[Start of section]

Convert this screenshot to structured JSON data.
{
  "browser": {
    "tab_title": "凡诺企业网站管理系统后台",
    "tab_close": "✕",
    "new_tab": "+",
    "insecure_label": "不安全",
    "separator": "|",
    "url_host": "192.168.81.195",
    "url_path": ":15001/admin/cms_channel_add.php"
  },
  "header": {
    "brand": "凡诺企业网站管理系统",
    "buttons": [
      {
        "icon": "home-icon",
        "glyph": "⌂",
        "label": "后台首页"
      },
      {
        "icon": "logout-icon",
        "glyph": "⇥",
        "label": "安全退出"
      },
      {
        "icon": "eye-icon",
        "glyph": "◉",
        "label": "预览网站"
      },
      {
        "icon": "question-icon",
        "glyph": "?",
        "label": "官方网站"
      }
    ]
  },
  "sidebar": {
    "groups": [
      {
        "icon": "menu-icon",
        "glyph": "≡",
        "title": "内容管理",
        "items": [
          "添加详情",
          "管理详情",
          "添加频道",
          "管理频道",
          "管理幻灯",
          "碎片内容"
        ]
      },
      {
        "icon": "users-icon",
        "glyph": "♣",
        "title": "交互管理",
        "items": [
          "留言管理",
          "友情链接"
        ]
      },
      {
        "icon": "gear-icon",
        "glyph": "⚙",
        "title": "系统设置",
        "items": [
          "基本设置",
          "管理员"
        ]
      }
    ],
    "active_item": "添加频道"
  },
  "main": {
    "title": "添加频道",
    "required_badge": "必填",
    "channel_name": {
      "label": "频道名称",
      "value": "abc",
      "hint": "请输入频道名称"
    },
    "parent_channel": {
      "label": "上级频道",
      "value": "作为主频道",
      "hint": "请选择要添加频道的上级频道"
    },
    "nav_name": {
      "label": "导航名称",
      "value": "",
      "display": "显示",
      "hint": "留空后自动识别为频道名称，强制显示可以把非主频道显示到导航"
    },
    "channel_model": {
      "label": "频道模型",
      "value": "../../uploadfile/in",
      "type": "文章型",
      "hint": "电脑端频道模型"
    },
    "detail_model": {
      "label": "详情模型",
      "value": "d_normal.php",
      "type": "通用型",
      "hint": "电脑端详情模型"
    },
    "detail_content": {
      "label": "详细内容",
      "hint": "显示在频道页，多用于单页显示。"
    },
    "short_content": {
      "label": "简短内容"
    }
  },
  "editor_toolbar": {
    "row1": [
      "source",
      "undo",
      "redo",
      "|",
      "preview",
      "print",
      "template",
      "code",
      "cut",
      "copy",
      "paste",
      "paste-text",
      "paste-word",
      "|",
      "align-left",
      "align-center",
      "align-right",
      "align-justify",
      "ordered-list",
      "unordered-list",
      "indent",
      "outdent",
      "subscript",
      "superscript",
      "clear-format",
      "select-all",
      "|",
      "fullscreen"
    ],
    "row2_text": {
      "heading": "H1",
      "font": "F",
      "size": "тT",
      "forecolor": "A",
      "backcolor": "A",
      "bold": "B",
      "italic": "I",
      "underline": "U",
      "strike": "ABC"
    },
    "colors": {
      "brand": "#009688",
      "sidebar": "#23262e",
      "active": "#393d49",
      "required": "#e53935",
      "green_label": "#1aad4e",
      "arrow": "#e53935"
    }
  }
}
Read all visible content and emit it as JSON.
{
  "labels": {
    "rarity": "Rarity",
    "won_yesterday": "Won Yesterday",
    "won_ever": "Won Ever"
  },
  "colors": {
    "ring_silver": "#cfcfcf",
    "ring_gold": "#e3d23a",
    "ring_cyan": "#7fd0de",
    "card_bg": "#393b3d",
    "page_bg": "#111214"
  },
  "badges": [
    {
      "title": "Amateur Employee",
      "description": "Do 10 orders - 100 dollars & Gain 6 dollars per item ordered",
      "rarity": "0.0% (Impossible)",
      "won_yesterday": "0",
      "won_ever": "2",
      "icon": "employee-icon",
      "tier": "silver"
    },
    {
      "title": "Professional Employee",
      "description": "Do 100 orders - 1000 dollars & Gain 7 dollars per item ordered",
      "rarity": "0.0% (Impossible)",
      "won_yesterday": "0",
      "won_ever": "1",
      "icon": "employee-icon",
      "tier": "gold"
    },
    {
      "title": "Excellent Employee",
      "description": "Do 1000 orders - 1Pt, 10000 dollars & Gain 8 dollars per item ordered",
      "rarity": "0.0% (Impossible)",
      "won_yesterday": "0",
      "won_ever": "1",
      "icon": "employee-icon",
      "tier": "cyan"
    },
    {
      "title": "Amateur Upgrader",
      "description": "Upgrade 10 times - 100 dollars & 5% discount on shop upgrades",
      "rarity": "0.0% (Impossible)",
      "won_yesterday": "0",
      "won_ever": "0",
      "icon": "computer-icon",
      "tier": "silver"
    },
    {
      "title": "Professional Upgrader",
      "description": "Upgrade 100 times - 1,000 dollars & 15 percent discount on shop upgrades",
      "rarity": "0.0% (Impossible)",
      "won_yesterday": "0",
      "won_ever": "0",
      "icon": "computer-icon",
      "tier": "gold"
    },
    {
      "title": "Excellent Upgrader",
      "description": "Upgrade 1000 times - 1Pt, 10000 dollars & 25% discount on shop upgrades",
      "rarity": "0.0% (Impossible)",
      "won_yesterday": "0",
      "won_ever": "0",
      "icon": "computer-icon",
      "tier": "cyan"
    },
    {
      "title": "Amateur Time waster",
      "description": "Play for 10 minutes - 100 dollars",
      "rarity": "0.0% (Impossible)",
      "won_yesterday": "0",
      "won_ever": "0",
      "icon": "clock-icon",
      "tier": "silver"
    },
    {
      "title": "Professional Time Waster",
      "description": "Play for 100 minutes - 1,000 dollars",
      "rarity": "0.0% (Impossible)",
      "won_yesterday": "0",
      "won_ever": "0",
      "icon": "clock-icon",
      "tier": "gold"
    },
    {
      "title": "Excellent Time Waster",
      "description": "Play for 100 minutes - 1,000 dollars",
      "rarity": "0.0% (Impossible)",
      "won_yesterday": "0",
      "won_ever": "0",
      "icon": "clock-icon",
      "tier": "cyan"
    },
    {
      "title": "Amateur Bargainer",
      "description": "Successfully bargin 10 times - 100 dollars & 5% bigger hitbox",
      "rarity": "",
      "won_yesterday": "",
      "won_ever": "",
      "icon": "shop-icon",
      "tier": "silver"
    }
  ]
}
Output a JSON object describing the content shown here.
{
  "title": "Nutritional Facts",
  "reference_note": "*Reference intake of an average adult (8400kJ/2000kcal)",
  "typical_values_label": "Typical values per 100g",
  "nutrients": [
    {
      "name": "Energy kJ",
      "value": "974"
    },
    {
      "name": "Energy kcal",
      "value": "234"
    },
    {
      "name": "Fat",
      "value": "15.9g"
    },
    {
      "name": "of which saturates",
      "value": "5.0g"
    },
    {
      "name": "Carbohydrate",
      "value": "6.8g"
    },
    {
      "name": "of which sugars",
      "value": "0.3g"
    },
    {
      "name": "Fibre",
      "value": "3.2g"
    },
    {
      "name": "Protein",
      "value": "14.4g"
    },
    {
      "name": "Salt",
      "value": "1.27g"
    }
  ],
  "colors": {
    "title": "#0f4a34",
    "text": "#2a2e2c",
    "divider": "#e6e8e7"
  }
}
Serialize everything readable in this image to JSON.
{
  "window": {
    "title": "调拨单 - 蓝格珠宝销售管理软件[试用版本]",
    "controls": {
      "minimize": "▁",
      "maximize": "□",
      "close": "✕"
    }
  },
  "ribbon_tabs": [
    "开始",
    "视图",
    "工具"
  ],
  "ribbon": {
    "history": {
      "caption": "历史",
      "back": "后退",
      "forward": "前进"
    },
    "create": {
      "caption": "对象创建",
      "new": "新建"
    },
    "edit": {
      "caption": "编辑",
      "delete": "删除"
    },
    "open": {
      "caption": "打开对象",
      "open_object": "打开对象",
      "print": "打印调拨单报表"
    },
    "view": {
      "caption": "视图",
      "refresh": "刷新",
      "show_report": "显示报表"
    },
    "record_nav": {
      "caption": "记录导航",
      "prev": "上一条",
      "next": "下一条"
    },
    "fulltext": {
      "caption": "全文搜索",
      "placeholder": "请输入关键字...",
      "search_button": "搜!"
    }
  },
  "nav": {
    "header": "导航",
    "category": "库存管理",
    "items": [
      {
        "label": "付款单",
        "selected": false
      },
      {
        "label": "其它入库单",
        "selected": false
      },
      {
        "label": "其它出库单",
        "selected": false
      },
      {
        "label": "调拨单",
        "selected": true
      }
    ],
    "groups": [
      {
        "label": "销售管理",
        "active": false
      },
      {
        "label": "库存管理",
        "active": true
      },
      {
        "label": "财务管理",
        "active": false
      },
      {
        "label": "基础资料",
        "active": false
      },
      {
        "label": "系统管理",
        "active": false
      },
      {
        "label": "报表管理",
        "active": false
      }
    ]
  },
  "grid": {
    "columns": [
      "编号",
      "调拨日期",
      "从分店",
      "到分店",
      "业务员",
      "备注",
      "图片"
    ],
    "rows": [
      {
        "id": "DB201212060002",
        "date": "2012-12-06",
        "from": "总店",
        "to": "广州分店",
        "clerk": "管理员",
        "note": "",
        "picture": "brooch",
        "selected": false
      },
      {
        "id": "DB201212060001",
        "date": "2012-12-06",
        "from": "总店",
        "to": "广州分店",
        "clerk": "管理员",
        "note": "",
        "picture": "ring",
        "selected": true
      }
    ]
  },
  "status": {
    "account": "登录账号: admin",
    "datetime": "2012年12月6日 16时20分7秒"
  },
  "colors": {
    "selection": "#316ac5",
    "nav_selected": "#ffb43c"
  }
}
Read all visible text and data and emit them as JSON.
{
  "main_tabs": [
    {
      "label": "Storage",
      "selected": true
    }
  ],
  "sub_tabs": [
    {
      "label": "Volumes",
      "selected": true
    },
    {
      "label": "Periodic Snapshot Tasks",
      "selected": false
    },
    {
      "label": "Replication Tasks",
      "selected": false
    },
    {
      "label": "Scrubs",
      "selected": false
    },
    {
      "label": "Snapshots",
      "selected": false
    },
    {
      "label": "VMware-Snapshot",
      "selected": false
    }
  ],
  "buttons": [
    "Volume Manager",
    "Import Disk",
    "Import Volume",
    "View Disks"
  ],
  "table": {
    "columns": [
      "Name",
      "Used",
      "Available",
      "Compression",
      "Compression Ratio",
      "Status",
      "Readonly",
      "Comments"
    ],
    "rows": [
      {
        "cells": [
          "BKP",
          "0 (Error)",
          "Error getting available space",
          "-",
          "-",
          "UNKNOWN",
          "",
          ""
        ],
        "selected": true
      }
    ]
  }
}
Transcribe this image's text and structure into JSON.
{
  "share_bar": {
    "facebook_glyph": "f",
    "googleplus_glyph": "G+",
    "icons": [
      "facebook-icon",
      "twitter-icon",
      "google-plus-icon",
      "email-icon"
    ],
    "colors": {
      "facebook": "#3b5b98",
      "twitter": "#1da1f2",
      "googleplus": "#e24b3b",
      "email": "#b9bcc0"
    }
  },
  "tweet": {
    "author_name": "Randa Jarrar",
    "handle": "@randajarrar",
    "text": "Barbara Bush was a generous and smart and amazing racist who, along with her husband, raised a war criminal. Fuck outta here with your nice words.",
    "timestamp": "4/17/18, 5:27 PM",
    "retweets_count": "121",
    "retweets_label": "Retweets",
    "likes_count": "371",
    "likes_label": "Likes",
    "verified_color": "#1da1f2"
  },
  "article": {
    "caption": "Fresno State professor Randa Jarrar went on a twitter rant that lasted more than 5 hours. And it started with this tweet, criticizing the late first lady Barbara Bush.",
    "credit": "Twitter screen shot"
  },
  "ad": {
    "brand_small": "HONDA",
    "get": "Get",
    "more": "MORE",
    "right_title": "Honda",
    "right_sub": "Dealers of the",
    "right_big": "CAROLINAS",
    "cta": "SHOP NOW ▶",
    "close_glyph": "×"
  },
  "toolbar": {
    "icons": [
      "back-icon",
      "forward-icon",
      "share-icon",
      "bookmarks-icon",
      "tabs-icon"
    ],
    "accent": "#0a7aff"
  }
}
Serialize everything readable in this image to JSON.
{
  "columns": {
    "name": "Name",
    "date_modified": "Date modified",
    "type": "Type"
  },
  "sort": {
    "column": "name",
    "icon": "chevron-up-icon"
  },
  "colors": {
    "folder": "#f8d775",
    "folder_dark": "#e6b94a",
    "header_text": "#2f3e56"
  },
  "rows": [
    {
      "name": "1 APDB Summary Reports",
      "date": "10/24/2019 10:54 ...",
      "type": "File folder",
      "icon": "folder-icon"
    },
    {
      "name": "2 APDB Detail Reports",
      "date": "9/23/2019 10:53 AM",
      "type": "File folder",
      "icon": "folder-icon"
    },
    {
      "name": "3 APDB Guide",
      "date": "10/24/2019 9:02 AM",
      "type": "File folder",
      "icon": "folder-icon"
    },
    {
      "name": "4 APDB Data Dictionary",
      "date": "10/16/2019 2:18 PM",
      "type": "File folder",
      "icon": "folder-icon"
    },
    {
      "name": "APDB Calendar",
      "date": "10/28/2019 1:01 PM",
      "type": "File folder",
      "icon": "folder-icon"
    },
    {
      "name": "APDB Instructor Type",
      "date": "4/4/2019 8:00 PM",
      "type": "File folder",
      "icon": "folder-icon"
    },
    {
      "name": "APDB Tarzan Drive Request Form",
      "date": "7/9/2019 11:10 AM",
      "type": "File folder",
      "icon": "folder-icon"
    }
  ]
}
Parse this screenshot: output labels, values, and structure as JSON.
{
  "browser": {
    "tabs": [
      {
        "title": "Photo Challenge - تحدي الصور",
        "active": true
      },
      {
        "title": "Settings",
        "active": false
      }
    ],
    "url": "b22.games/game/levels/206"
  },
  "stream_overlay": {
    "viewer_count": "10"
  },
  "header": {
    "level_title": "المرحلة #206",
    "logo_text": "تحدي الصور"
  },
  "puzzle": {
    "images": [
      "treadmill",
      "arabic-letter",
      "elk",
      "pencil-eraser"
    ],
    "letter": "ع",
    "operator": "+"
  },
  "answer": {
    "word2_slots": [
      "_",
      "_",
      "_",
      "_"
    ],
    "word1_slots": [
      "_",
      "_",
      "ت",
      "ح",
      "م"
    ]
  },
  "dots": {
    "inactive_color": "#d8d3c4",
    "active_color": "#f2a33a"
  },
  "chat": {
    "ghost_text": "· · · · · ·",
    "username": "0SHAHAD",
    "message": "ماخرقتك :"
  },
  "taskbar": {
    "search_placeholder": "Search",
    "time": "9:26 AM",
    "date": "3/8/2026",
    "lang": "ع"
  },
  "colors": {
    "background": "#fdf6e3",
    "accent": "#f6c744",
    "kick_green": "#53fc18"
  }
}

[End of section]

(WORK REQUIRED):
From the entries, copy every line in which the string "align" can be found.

(TASK OUTPUT):
      "align-left",
      "align-center",
      "align-right",
      "align-justify",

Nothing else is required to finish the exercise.